The Web is abuzz at the moment with blogs on using QR codes in education. I am not going to give a detailed explanation of what a QR code is if you don’t already know. Suffice it to say that it’s a bit like a barcode but looks different and has a wider range of uses. The Wikipedia article on QR codes gives a good summary of their historical development and how they have been used, particularly in industry. These are examples of a QR code and a barcode that I generated:
QR code of the ICT4LT website. Generated by http://www.qrstuff.com/
Barcode containing information about Graham Davies’s gender, age, weight, height, location
and value in US$! Generated by http://www.barcodeart.com/
Although QR codes have been around for some time, namely since 1994, it is only recently that they have attracted the attention of educators. Joe Dale’s blog posting (21 July 2011), for example, outlines some of their potential uses in teaching foreign languages. Joe describes using QR codes to:
• launch an mp3 file,
• play a video,
• visit a website and answer comprehension questions,
• engage in a treasure hunt,
• answer questions set by the teacher using QR code voting.
I have to confess that so far I am not too excited by the current interest in using QR codes in education. It’s not a new idea. Back in the 1980s I attended a seminar in Denmark at which Peter Looms of Danmarks Radio demonstrated how a barcode reader could be used to locate resources for language learners on an interactive videodisc and how teachers could create their own lessons by photocopying, cutting and pasting previously prepared barcodes to create activities for students. The barcode reader was used to jump to a particular frame or segment on the videodisc, not unlike the way in which a URL or QR code is now used to jump to a particular website or part of a website. See:
Pinfold C., Fox R. & Looms P. (1994) “Barcoding a Japanese language videodisc for secondary schools”. In McBeath C. & Atkinson R. (eds.) Proceedings of the Second International Interactive Multimedia Symposium, Perth, Western Australia, 23-28 January 1994: 436–442. Available at
Using barcodes in education did not catch on. CD-ROMs and DVDs replaced interactive videodiscs and the advent of the Web in 1993 brought about radical changes in storing and accessing educational resources.
The main problem with QR codes is that you need a device and an application that can read and interpret them – in the same way that you need an appropriately programmed barcode reader to read and interpret barcodes. The difference is that devices and applications that can read and interpret QR codes (I use my iPhone and the Qrafter application) are in common use by the general public. But pointing an iPhone at a QR code image – and you may need more than one shot to read it – waiting for your phone to boot up a Web browser and then render the page to which it is pointing seems to need a lot of additional time and effort. And if you wish to create your own QR codes you need to know how use another application. Maybe I am just getting old, cynical and unimaginative. I have been playing around with technology in education since I began using language labs in 1965 – which were not as wonderful as they were cracked up to be – and now I have to see a real need for the use of technology with evidence that it saves teachers time and produces better learning results.

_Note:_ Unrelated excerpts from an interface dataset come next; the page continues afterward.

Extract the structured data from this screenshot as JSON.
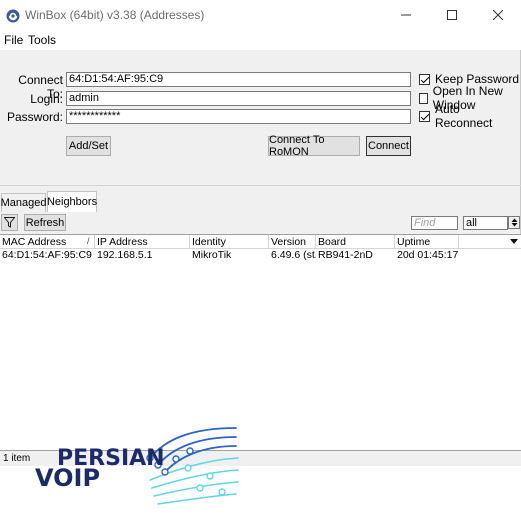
{
  "window": {
    "title": "WinBox (64bit) v3.38 (Addresses)"
  },
  "menu": [
    {
      "label": "File"
    },
    {
      "label": "Tools"
    }
  ],
  "form": {
    "connect_to_label": "Connect To:",
    "connect_to_value": "64:D1:54:AF:95:C9",
    "login_label": "Login:",
    "login_value": "admin",
    "password_label": "Password:",
    "password_value": "************",
    "keep_password_label": "Keep Password",
    "keep_password_checked": true,
    "open_new_window_label": "Open In New Window",
    "open_new_window_checked": false,
    "auto_reconnect_label": "Auto Reconnect",
    "auto_reconnect_checked": true
  },
  "buttons": {
    "add_set": "Add/Set",
    "connect_romon": "Connect To RoMON",
    "connect": "Connect"
  },
  "tabs": [
    {
      "label": "Managed",
      "active": false
    },
    {
      "label": "Neighbors",
      "active": true
    }
  ],
  "toolbar": {
    "refresh_label": "Refresh",
    "find_placeholder": "Find",
    "filter_value": "all"
  },
  "table": {
    "columns": [
      "MAC Address",
      "IP Address",
      "Identity",
      "Version",
      "Board",
      "Uptime"
    ],
    "rows": [
      {
        "mac": "64:D1:54:AF:95:C9",
        "ip": "192.168.5.1",
        "identity": "MikroTik",
        "version": "6.49.6 (st...",
        "board": "RB941-2nD",
        "uptime": "20d 01:45:17"
      }
    ]
  },
  "status": {
    "item_count": "1 item"
  },
  "watermark": {
    "line1": "PERSIAN",
    "line2": "VOIP"
  },
  "colors": {
    "window_bg": "#f0f0f0",
    "logo_navy": "#1b2a6b",
    "logo_blue": "#2a63c9",
    "logo_cyan": "#5fd6e8"
  }
}
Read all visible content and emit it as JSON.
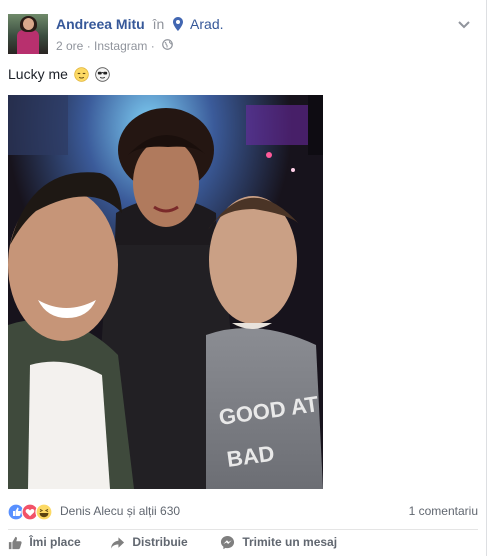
{
  "post": {
    "author": "Andreea Mitu",
    "in_word": "în",
    "place": "Arad.",
    "time": "2 ore",
    "separator": "·",
    "source": "Instagram",
    "separator2": "·",
    "text": "Lucky me",
    "emojis": [
      "relieved-face",
      "sunglasses-face"
    ]
  },
  "reactions": {
    "icons": [
      "like",
      "love",
      "haha"
    ],
    "summary": "Denis Alecu și alții 630",
    "comments": "1 comentariu"
  },
  "actions": {
    "like": "Îmi place",
    "share": "Distribuie",
    "message": "Trimite un mesaj"
  },
  "colors": {
    "link": "#365899",
    "meta": "#90949c",
    "like_blue": "#5890ff",
    "love_red": "#f25268",
    "haha_yellow": "#fcd964"
  }
}
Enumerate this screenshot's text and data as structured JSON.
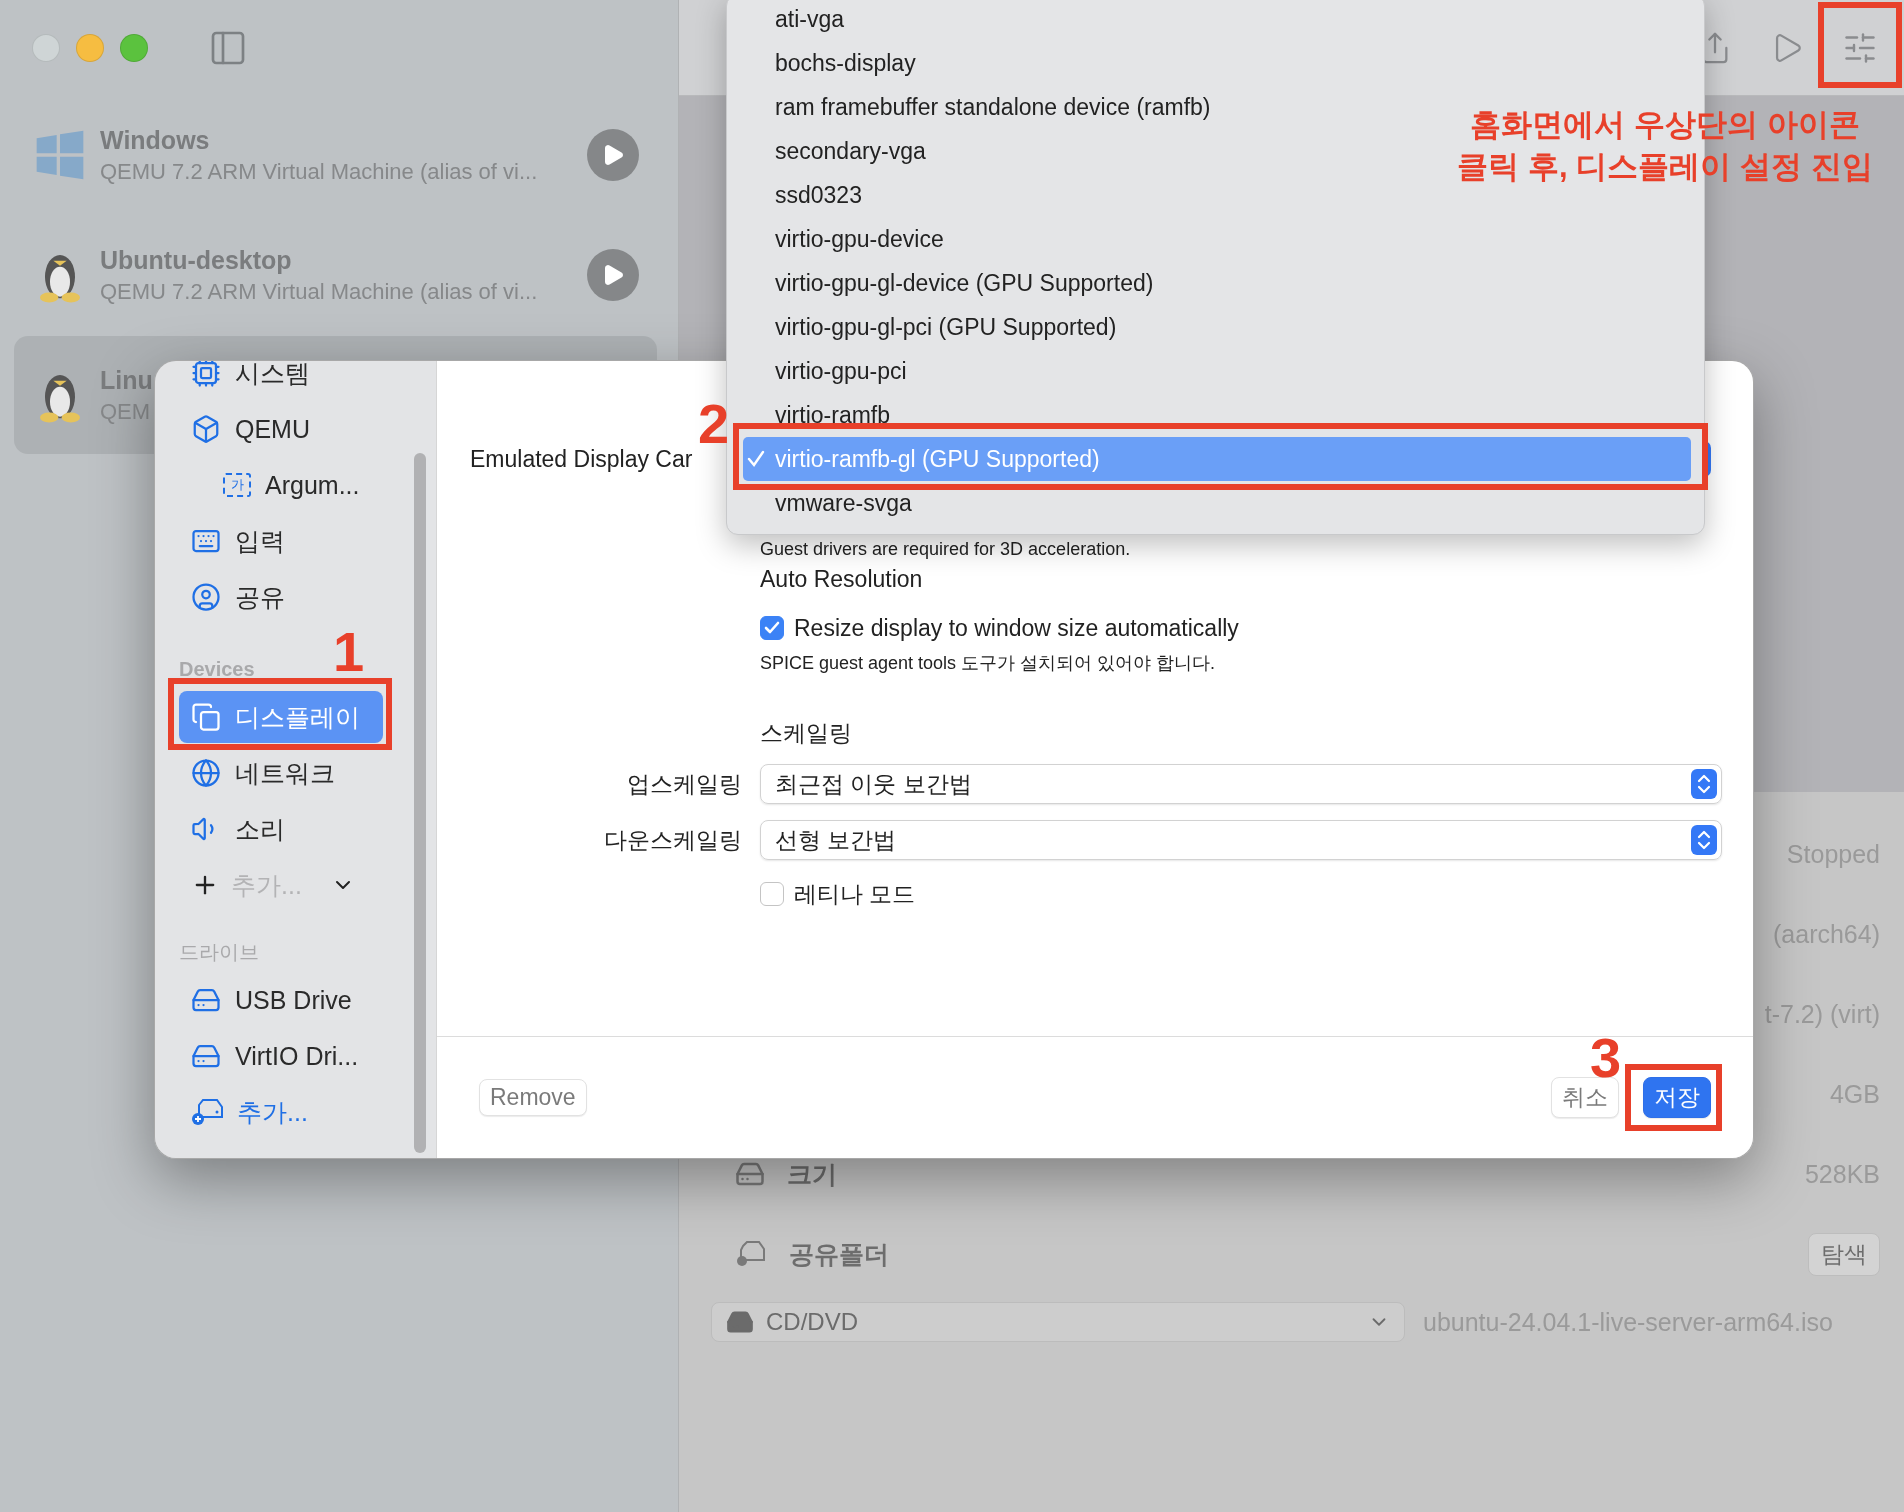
{
  "vm_list": [
    {
      "kind": "windows",
      "name": "Windows",
      "description": "QEMU 7.2 ARM Virtual Machine (alias of vi...",
      "selected": false
    },
    {
      "kind": "linux",
      "name": "Ubuntu-desktop",
      "description": "QEMU 7.2 ARM Virtual Machine (alias of vi...",
      "selected": false
    },
    {
      "kind": "linux",
      "name": "Linu",
      "description": "QEM",
      "selected": true
    }
  ],
  "details": {
    "rows": [
      {
        "value": "Stopped"
      },
      {
        "value": "(aarch64)"
      },
      {
        "value": "t-7.2) (virt)"
      },
      {
        "value": "4GB"
      },
      {
        "label": "크기",
        "value": "528KB"
      },
      {
        "label": "공유폴더",
        "button": "탐색"
      }
    ],
    "cd_drive": {
      "label": "CD/DVD",
      "file": "ubuntu-24.04.1-live-server-arm64.iso"
    }
  },
  "settings": {
    "sidebar": {
      "sections": [
        {
          "items": [
            {
              "label": "시스템",
              "selected": false
            },
            {
              "label": "QEMU",
              "selected": false,
              "children": [
                {
                  "label": "Argum...",
                  "icon_text": "가",
                  "selected": false
                }
              ]
            },
            {
              "label": "입력",
              "selected": false
            },
            {
              "label": "공유",
              "selected": false
            }
          ]
        },
        {
          "header": "Devices",
          "items": [
            {
              "label": "디스플레이",
              "selected": true
            },
            {
              "label": "네트워크",
              "selected": false
            },
            {
              "label": "소리",
              "selected": false
            }
          ],
          "add": {
            "kind": "menu",
            "label": "추가..."
          }
        },
        {
          "header": "드라이브",
          "items": [
            {
              "label": "USB Drive",
              "selected": false
            },
            {
              "label": "VirtIO Dri...",
              "selected": false
            }
          ],
          "add": {
            "kind": "link",
            "label": "추가..."
          }
        }
      ]
    },
    "display_card_label": "Emulated Display Car",
    "note": "Guest drivers are required for 3D acceleration.",
    "auto_resolution": {
      "title": "Auto Resolution",
      "checkbox_label": "Resize display to window size automatically",
      "checked": true,
      "hint": "SPICE guest agent tools 도구가 설치되어 있어야 합니다."
    },
    "scaling": {
      "title": "스케일링",
      "rows": [
        {
          "label": "업스케일링",
          "value": "최근접 이웃 보간법"
        },
        {
          "label": "다운스케일링",
          "value": "선형 보간법"
        }
      ]
    },
    "retina": {
      "label": "레티나 모드",
      "checked": false
    },
    "buttons": {
      "remove": "Remove",
      "cancel": "취소",
      "save": "저장"
    }
  },
  "display_menu": {
    "options": [
      {
        "label": "ati-vga",
        "selected": false
      },
      {
        "label": "bochs-display",
        "selected": false
      },
      {
        "label": "ram framebuffer standalone device (ramfb)",
        "selected": false
      },
      {
        "label": "secondary-vga",
        "selected": false
      },
      {
        "label": "ssd0323",
        "selected": false
      },
      {
        "label": "virtio-gpu-device",
        "selected": false
      },
      {
        "label": "virtio-gpu-gl-device (GPU Supported)",
        "selected": false
      },
      {
        "label": "virtio-gpu-gl-pci (GPU Supported)",
        "selected": false
      },
      {
        "label": "virtio-gpu-pci",
        "selected": false
      },
      {
        "label": "virtio-ramfb",
        "selected": false
      },
      {
        "label": "virtio-ramfb-gl (GPU Supported)",
        "selected": true
      },
      {
        "label": "vmware-svga",
        "selected": false
      }
    ]
  },
  "annotations": {
    "note": [
      "홈화면에서 우상단의 아이콘",
      "클릭 후, 디스플레이 설정 진입"
    ],
    "steps": [
      "1",
      "2",
      "3"
    ]
  }
}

However, I have found a good use for QR codes. My wife Sally was watching one of her favourite cookery programmes on BBC TV last week. I was half-watching with her, but I am mainly interested in the results of cooking and not the process itself. My eyes lit up, however, when the TV chef began cooking a smoked haddock pilaf that looked particularly tasty. Sally thought she would like to try it and wondered where she could get the recipe. At that moment I spotted a QR code flash up, all too briefly, in the corner of the TV screen. As we were watching the programme on our Sky+ Box I was able to rewind and freeze the screen so that I could point my iPhone at the QR code. Bingo! It worked first time and sent me to http://www.bbc.co.uk/food/recipes/smoked_haddock_pilaf_84768. Using Qrafter on my iPhone, I emailed the URL link to Sally so that she was able to click on it in her email application on her computer and display and print the recipe. We enjoyed an excellent pilaf the following evening. Now that’s what I call a sensible use of technology!